love the opening stanza. 7-8 is :(
bobs big boy. :)
love 22-23.
the ending is again :(
 — mandolyn

this tries to be clever through the references made, but the back story is made more boring by them, not counter balanced in the way you hoped.

again, the conceits in this are overplayed and trite which is further numbed by the trivial play into what might loosely be called poetry.

a failure as a poem.
 — unknown

I dig it.
 — unknown

^I appreciate the harsh critique.
Thanks for reading.
Mandolyn - wrote a poem about him the other day,
posting in a few days.
 — 9

Man, I’d love to grab a lantern and crawl around that attic inside your head. I'd probably find the ghost of Richard Brautigan in there? Not sure how old you are in this poem, but I definitely feel for that little kid. Personally I’d change to title to "Escape TO the Planet of the Apes" and end the poem on L17 (a very strong line), but having said that, we lose the great imagery in Ls 21 & 22, followed by the decision that has to me made.

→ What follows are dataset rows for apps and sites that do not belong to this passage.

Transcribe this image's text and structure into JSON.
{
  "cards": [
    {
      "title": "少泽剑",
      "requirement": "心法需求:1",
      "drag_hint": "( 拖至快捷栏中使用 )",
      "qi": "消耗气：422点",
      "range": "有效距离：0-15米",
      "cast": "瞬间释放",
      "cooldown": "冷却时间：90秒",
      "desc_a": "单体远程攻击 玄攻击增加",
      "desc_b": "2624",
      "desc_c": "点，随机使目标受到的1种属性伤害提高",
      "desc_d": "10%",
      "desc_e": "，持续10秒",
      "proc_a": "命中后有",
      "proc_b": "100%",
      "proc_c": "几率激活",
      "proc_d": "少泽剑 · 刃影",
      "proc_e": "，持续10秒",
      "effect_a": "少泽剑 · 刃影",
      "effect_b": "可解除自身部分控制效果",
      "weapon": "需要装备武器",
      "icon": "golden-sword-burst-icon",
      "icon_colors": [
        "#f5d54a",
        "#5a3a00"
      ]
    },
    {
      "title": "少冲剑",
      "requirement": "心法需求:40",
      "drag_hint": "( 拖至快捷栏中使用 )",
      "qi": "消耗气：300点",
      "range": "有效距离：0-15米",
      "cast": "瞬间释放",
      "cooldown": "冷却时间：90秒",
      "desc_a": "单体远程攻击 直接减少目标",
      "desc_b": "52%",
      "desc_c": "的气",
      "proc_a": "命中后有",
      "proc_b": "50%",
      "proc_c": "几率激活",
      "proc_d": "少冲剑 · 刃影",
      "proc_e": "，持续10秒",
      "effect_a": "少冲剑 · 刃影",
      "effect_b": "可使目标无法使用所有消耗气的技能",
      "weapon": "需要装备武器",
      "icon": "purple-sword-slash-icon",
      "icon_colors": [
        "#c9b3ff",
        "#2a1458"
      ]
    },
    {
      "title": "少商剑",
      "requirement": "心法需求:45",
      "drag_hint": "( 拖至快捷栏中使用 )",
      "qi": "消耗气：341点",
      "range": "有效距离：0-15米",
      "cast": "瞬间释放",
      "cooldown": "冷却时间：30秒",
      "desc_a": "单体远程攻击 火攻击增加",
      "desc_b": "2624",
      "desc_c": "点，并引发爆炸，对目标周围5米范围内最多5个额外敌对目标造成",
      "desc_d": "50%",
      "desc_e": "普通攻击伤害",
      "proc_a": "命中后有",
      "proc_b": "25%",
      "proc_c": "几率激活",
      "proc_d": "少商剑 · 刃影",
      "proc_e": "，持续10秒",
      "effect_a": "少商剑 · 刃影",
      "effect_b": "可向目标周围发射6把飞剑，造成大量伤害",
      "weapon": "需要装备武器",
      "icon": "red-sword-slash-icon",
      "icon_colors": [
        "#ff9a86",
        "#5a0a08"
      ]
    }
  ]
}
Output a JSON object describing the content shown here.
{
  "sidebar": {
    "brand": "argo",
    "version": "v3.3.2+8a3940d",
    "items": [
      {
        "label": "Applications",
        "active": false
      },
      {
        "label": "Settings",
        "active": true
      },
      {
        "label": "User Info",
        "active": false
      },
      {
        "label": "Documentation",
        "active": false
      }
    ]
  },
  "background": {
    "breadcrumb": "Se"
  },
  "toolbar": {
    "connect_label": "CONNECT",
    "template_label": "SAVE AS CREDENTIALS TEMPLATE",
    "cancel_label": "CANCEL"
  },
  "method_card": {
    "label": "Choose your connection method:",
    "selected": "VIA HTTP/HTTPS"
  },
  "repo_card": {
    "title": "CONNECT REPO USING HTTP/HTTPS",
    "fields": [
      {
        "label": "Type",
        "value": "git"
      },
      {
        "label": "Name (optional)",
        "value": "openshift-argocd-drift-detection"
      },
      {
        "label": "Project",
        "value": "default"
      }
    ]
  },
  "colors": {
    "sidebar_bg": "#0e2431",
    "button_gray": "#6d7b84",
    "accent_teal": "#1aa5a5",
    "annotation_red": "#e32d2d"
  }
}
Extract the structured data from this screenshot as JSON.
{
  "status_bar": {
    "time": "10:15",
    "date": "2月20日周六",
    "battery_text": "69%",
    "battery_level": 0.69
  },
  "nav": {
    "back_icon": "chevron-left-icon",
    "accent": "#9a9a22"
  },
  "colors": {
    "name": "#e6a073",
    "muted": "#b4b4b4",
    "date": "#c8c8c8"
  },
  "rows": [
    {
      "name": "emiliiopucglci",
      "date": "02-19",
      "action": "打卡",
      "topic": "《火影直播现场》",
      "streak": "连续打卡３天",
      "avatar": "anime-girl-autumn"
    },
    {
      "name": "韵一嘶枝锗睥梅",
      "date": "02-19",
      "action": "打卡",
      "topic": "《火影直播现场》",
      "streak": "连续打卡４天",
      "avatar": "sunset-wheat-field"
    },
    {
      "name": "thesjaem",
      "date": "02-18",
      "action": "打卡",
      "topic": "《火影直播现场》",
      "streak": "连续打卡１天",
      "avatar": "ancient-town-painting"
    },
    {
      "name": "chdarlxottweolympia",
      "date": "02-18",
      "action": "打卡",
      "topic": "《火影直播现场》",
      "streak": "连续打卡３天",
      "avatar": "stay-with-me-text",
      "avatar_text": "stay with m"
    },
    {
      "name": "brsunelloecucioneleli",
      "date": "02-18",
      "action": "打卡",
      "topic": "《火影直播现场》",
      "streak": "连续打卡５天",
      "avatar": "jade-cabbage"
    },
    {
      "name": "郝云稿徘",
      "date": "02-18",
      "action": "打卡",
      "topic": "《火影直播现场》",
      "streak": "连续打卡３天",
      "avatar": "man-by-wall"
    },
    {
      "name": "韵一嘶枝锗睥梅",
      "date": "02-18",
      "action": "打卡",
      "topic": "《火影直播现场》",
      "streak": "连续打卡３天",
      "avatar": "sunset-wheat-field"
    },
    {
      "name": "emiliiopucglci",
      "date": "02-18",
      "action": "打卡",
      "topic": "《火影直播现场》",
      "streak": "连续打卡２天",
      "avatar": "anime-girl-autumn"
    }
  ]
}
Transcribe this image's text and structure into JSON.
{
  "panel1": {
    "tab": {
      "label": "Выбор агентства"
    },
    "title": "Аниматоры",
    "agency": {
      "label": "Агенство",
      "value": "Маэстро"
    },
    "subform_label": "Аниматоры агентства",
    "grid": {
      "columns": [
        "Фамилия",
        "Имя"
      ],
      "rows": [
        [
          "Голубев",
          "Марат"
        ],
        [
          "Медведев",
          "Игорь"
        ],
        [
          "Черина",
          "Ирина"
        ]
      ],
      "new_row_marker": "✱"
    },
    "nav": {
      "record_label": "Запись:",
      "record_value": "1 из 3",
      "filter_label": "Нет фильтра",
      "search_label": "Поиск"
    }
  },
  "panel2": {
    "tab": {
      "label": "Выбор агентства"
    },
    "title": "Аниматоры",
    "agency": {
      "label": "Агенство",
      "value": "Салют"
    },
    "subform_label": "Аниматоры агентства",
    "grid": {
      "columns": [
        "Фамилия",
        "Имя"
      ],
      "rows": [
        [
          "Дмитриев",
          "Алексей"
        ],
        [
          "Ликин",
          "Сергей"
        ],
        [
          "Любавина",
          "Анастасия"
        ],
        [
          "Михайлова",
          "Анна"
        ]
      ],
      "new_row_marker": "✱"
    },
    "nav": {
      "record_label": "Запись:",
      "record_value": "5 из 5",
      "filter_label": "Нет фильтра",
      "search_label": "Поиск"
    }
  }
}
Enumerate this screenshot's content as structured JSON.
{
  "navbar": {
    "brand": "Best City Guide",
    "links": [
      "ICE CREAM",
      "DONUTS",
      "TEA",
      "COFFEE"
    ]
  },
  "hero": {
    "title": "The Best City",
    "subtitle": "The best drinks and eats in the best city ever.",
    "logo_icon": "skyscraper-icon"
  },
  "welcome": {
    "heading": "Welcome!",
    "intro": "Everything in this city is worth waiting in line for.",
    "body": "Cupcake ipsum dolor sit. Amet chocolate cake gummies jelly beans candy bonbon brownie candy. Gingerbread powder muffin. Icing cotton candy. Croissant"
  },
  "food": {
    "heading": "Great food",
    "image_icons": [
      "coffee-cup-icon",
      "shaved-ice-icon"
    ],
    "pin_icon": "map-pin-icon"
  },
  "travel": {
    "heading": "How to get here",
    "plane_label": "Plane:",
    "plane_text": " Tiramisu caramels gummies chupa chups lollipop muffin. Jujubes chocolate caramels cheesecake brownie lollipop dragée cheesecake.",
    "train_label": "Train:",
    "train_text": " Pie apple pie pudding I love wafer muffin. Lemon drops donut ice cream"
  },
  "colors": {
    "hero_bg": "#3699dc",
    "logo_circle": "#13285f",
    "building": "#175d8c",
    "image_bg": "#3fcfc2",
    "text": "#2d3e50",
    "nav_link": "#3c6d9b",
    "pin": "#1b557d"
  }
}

What the hell do I know anyway, huh?
 — clupeidae

clupeidae - you being one of my favorite poets,
I am flattered by your comment!
 — 9

L20 where I choke on the second hand smoke and her silence.
 — thechosenone